Introduce the scene’s characters, situation, time, and place. Basically, let us know how the setting has changed since the last scene (if at all).
This shouldn’t be too long or drawn out (unless you have good reason to). This is just to orientate the audience. And if the scene/story calls for it, you don’t have to orientate them to all four; characters, situation, time, and place. In a mystery, you may not let the audience know everyone who is present, what time it takes place, where, etc. Only do what’s necessary for them to not be too disoriented.
Complication of the situation; intensify or complicate the main conflict; introduce a new conflict. This is the gist of scene, which takes up the most word count/screen time.
Situation/conflict of the scene is directly addressed or confronted. This is what the gist of the scene has been building up to; the highest moment.
Often times this is the shortest part of the scene since it is a single moment.
Conflict either appeased, put off, or ended; hint of new conflict/situation. Unless this is the final scene, I like to think of this as the SET UP for the next respective scene/chapter.
Rise of new conflict/situation. Usually, the next scene’s conflict is clearly stated in the conclusion, or at least overtly hinted at.
EXAMPLE SCENE: Airplane ride through a storm.
Milo and Alisha are on a passenger plane, headed through the Bermuda Triangle.

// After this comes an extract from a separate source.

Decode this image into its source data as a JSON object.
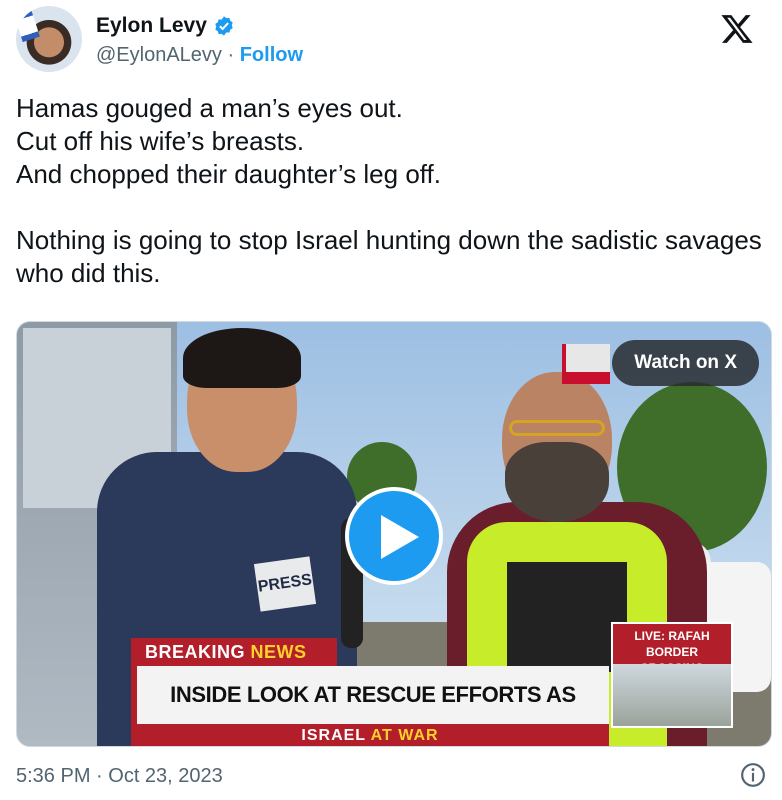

This could be stated in one sentence: “Milo shoved Alisha’s carry-on bag into the overhead compartment, taking care not to squash their lunch.”
Milo is nervous about planes, and it is no help that there is supposed to be a storm. Alisha assures him they’ll be alright.

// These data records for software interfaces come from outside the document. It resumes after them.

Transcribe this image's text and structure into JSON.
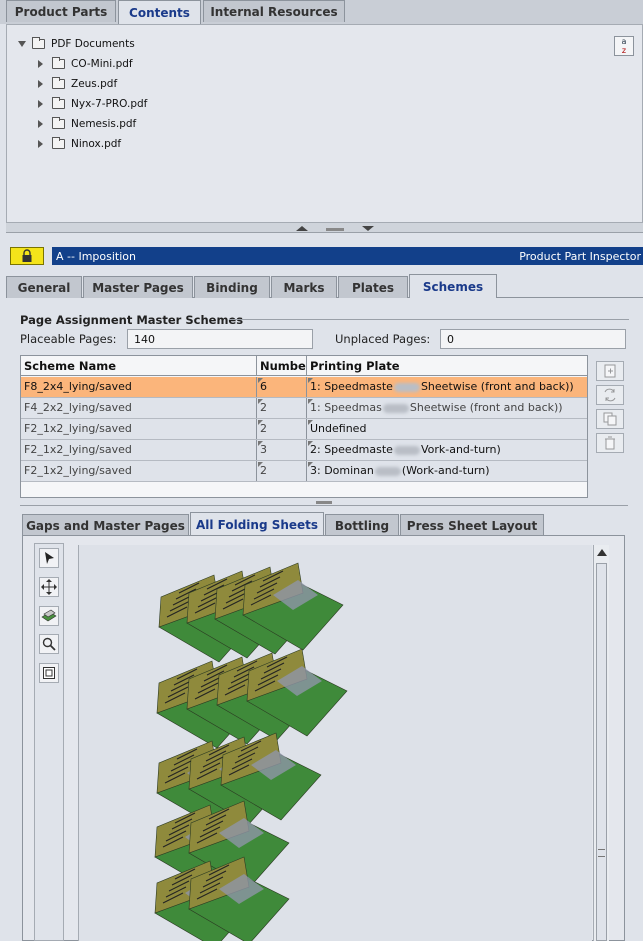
{
  "top_tabs": [
    {
      "label": "Product Parts",
      "active": false
    },
    {
      "label": "Contents",
      "active": true
    },
    {
      "label": "Internal Resources",
      "active": false
    }
  ],
  "tree": {
    "root": "PDF Documents",
    "items": [
      "CO-Mini.pdf",
      "Zeus.pdf",
      "Nyx-7-PRO.pdf",
      "Nemesis.pdf",
      "Ninox.pdf"
    ]
  },
  "sort_icon_text": {
    "top": "a",
    "bottom": "z"
  },
  "inspector": {
    "title": "A -- Imposition",
    "right_title": "Product Part Inspector"
  },
  "inspector_tabs": [
    {
      "label": "General",
      "active": false
    },
    {
      "label": "Master Pages",
      "active": false
    },
    {
      "label": "Binding",
      "active": false
    },
    {
      "label": "Marks",
      "active": false
    },
    {
      "label": "Plates",
      "active": false
    },
    {
      "label": "Schemes",
      "active": true
    }
  ],
  "page_assignment": {
    "group_title": "Page Assignment  Master Schemes",
    "placeable_label": "Placeable Pages:",
    "placeable_value": "140",
    "unplaced_label": "Unplaced Pages:",
    "unplaced_value": "0"
  },
  "scheme_table": {
    "columns": [
      "Scheme Name",
      "Number",
      "Printing Plate"
    ],
    "rows": [
      {
        "name": "F8_2x4_lying/saved",
        "number": "6",
        "plate_a": "1: Speedmaste",
        "plate_b": "Sheetwise (front and back))",
        "selected": true
      },
      {
        "name": "F4_2x2_lying/saved",
        "number": "2",
        "plate_a": "1: Speedmas",
        "plate_b": "Sheetwise (front and back))",
        "selected": false
      },
      {
        "name": "F2_1x2_lying/saved",
        "number": "2",
        "plate_a": "Undefined",
        "plate_b": "",
        "selected": false
      },
      {
        "name": "F2_1x2_lying/saved",
        "number": "3",
        "plate_a": "2: Speedmaste",
        "plate_b": "Vork-and-turn)",
        "selected": false
      },
      {
        "name": "F2_1x2_lying/saved",
        "number": "2",
        "plate_a": "3: Dominan",
        "plate_b": "(Work-and-turn)",
        "selected": false
      }
    ]
  },
  "lower_tabs": [
    {
      "label": "Gaps and Master Pages",
      "active": false
    },
    {
      "label": "All Folding Sheets",
      "active": true
    },
    {
      "label": "Bottling",
      "active": false
    },
    {
      "label": "Press Sheet Layout",
      "active": false
    }
  ],
  "colors": {
    "titlebar": "#12408a",
    "selected_row": "#fbb57b",
    "lock": "#f4e41a",
    "sheet_face": "#8f8a3c",
    "sheet_back": "#3f8a3a"
  }
}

This is the gist of the scene and can carry on for several pages as they talk about his anxiety, what they’re going to do when they land, etc.
The plane hits severe turbulence due to an intense downburst.
As I said before, stating the climax doesn’t take very long at all since it is, in fact, only a single moment: “The plane lurched downward and the emergency masks dropped with it.”
The pilots lose control; oxygen masks deploy; panic ensues in the cabin.
This could take some time, but usually doesn’t. Once the climax is reached, you’ve now begun setting up for the next scene.
The plane crashes on a strange island.
You could end a scene like this right as they crash; you could end it a bit after the crash as they bear witness to the aftermath. Personally, and for the most part, I would end the scene at the impact, or just after, and save the aftermath for the next scene.
If this seems really simplified, that’s because it is. It may seem like it’ll make your scene short and choppy, but trust—it won’t. These are simply beats in your scene that you need to hit for the scene to seem plausible; and it isn’t even necessary to have them in this order. You could cleverly state in the beginning that the plane is going to crash, putting the conclusion in the beginning, and then build up to it. It’s all up to you. But these are the beats that make a scene or even a chapter (though some chapters may have more than one scene in them–but even with multiple scenes in a chapter, the chapter will still have these five beats overall)